"To Christians, to Anglicans, who sense a great emotion of anger, that is appropriate when the innocent are killed," said Justin Welby, the archbishop of Canterbury. "It is not appropriate to be angry at a whole category of people, but simply at one person."
Woman in hijab abused on social media
Following Wednesday's attack, a photograph picturing a Muslim woman walking at the scene went viral, with many questioning her willingness to aid the wounded.
Thousands of people on Twitter shared the image, which drew a barrage of racist messages.
The Muslim woman, who wishes to remain anonymous, later released a statement through Tell MAMA, a UK-based organisation that keeps track of Islamophobic attacks.
"My thoughts at that moment were one of sadness, fear, and concern," the woman said. "What the image does not show is that I had talked to other witnesses to try and find out what was happening, to see if I could be of any help, even though enough people were at the scene tending to the victims."
She added that she was "devastated" by the attack, and at the shock of finding her picture plastered all over social media "by those who could not look beyond my attire, who draw conclusions based on hate and xenophobia".

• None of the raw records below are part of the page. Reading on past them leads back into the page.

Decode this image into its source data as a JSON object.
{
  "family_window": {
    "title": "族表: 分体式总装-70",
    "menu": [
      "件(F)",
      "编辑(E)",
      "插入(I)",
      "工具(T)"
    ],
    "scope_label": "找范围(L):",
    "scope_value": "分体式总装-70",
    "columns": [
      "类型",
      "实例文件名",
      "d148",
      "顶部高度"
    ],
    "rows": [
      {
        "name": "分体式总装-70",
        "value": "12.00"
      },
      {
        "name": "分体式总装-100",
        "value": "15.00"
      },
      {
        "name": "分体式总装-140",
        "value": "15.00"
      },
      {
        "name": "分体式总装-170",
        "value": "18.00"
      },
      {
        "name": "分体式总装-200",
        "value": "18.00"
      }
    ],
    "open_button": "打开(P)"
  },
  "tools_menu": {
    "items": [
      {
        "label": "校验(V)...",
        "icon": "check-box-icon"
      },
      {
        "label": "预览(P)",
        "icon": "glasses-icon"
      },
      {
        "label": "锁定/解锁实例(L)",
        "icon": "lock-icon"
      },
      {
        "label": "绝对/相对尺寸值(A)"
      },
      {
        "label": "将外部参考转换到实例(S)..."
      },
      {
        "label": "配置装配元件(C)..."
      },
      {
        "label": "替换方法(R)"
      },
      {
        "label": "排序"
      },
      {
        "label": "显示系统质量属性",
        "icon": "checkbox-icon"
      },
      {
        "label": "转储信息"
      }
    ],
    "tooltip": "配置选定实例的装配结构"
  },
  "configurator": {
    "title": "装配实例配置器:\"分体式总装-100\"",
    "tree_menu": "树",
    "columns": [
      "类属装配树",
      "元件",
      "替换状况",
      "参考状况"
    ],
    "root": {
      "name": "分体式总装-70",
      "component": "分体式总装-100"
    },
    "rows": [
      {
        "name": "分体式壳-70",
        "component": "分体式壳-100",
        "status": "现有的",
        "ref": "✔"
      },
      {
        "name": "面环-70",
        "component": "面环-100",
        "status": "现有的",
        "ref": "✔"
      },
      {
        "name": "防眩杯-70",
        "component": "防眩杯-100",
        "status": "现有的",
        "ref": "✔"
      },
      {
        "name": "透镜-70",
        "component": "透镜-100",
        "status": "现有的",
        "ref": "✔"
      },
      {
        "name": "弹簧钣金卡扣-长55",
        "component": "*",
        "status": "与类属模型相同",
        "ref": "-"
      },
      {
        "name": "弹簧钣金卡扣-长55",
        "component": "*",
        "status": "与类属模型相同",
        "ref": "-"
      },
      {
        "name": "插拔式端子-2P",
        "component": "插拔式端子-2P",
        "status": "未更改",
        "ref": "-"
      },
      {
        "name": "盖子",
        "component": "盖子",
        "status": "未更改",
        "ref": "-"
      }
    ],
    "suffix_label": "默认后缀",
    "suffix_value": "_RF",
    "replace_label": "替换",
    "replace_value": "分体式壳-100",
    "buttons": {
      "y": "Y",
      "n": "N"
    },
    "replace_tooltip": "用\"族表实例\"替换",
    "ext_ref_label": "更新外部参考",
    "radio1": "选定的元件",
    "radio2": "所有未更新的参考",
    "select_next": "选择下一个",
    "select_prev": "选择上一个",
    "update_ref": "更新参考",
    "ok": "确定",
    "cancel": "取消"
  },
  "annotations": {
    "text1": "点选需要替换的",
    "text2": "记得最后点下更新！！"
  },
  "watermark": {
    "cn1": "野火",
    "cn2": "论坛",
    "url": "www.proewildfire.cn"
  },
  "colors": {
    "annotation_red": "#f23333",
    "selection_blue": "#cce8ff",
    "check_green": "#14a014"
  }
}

Additional reporting by Zineb Abdessadok, Neave Barker, Barnaby Phillips.
Source: Al Jazeera News